## EXERCISE BRIEF
The required output is the lines from the one with "Give me the" through the end of the data, repeated verbatim, with no pictures included.

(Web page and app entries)
+---+

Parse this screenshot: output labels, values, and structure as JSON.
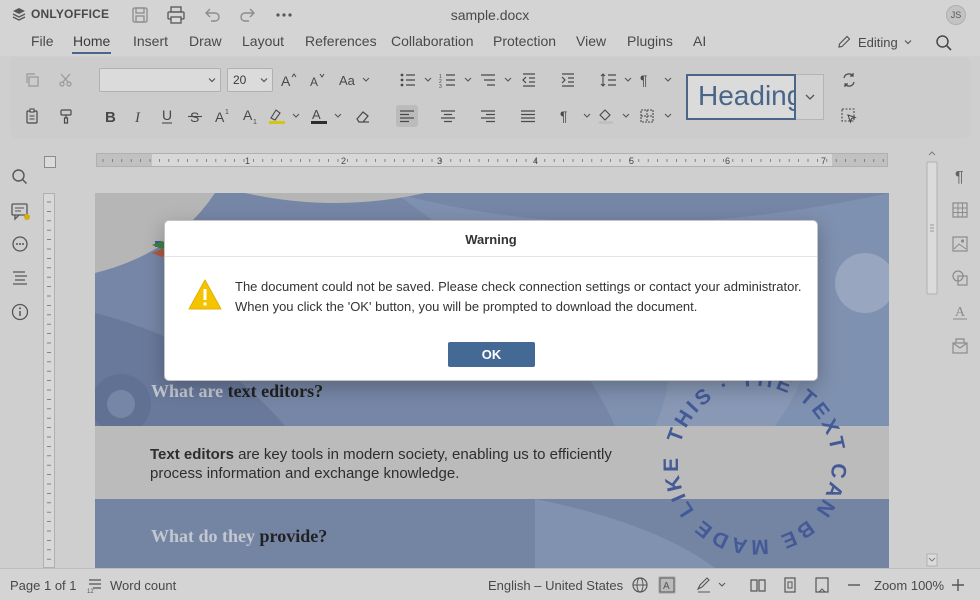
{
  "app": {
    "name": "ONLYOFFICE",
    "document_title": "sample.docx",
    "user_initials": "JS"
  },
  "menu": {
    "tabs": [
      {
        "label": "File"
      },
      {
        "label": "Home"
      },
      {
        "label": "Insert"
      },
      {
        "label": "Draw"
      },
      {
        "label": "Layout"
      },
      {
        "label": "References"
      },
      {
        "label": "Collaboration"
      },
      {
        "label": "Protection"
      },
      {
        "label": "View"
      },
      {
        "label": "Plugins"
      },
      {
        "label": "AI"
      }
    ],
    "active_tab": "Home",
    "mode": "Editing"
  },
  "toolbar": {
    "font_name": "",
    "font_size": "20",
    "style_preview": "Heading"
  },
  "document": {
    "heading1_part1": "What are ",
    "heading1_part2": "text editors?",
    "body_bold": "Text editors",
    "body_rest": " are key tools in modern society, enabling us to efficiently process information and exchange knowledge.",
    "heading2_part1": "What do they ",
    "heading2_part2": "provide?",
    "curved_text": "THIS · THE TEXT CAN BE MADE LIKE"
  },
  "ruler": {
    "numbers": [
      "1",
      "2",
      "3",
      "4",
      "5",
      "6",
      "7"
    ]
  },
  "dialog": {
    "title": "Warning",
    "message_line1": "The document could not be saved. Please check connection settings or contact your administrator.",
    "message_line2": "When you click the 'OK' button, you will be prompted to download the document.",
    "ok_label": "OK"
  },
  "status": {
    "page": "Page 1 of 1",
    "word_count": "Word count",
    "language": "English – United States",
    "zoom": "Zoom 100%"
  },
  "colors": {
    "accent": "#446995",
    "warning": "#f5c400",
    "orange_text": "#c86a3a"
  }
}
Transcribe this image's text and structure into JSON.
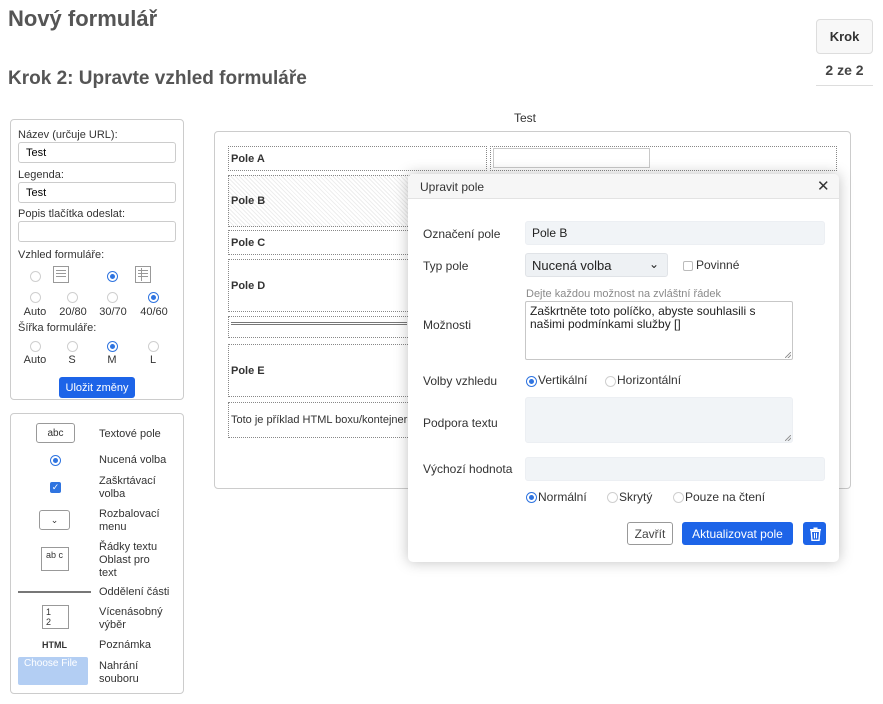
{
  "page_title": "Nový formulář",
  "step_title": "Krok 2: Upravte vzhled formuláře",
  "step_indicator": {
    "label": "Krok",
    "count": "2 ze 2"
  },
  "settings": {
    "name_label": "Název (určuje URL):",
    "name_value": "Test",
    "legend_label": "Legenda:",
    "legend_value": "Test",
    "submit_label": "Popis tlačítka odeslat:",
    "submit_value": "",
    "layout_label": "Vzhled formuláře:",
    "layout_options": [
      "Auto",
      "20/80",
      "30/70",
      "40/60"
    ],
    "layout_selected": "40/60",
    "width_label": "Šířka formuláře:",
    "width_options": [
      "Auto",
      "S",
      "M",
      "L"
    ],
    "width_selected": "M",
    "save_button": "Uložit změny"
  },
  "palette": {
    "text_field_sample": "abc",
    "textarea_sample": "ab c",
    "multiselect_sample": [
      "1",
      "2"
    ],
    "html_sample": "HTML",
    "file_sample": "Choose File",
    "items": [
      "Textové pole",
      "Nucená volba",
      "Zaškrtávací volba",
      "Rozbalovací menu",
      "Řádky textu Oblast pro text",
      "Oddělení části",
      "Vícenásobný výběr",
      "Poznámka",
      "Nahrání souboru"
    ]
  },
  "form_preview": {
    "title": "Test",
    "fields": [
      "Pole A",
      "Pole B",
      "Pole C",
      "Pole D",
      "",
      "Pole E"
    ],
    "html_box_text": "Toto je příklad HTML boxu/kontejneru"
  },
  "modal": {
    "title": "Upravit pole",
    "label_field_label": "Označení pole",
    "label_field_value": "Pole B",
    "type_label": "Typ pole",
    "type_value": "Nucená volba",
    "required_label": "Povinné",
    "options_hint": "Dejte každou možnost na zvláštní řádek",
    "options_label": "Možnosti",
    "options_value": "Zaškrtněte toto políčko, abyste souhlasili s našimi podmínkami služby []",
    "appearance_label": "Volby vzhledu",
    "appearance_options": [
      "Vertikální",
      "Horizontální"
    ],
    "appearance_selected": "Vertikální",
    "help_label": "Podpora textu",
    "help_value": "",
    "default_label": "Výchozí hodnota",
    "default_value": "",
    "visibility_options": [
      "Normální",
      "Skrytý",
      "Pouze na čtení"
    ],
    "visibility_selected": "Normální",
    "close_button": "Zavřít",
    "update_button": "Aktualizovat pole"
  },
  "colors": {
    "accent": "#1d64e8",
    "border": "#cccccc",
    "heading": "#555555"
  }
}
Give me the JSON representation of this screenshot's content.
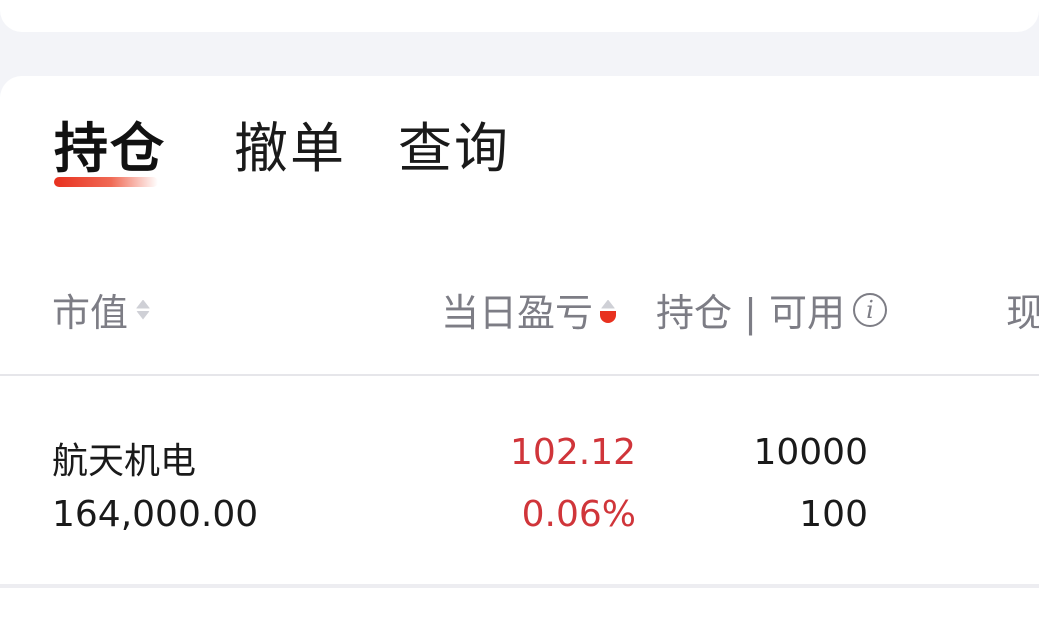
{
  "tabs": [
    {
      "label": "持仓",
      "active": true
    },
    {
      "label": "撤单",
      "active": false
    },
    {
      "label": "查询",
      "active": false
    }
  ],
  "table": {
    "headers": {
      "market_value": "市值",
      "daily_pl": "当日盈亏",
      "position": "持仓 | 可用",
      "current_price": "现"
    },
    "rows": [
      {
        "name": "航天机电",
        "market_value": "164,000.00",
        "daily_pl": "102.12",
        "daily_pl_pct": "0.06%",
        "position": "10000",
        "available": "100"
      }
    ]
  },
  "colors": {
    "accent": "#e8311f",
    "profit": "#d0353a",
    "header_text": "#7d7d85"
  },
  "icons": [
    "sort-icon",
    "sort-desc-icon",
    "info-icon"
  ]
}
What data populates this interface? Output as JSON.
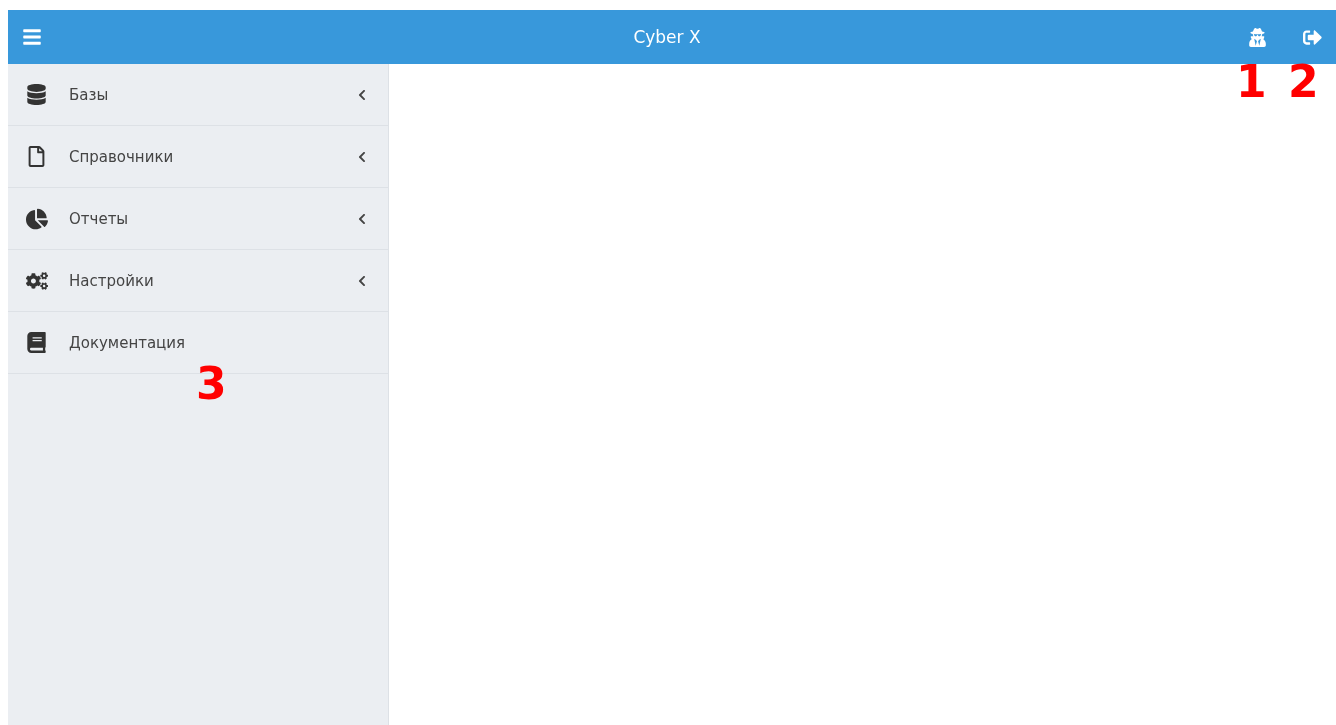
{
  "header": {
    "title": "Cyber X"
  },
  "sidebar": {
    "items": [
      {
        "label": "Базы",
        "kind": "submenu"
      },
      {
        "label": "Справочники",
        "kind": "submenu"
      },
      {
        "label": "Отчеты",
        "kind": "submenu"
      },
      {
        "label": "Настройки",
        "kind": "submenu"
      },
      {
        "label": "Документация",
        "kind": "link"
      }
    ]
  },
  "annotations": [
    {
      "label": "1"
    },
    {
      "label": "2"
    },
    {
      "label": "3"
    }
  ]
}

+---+

## YOUR SOLUTION
Give me the JSON representation of this screenshot's content.
{
  "tabs": [
    {
      "label": "持仓",
      "active": true
    },
    {
      "label": "撤单",
      "active": false
    },
    {
      "label": "查询",
      "active": false
    }
  ],
  "table": {
    "headers": {
      "market_value": "市值",
      "daily_pl": "当日盈亏",
      "position": "持仓 | 可用",
      "current_price": "现"
    },
    "rows": [
      {
        "name": "航天机电",
        "market_value": "164,000.00",
        "daily_pl": "102.12",
        "daily_pl_pct": "0.06%",
        "position": "10000",
        "available": "100"
      }
    ]
  },
  "colors": {
    "accent": "#e8311f",
    "profit": "#d0353a",
    "header_text": "#7d7d85"
  },
  "icons": [
    "sort-icon",
    "sort-desc-icon",
    "info-icon"
  ]
}
What data populates this interface? Output as JSON.
{
  "header": {
    "title": "Cyber X"
  },
  "sidebar": {
    "items": [
      {
        "label": "Базы",
        "kind": "submenu"
      },
      {
        "label": "Справочники",
        "kind": "submenu"
      },
      {
        "label": "Отчеты",
        "kind": "submenu"
      },
      {
        "label": "Настройки",
        "kind": "submenu"
      },
      {
        "label": "Документация",
        "kind": "link"
      }
    ]
  },
  "annotations": [
    {
      "label": "1"
    },
    {
      "label": "2"
    },
    {
      "label": "3"
    }
  ]
}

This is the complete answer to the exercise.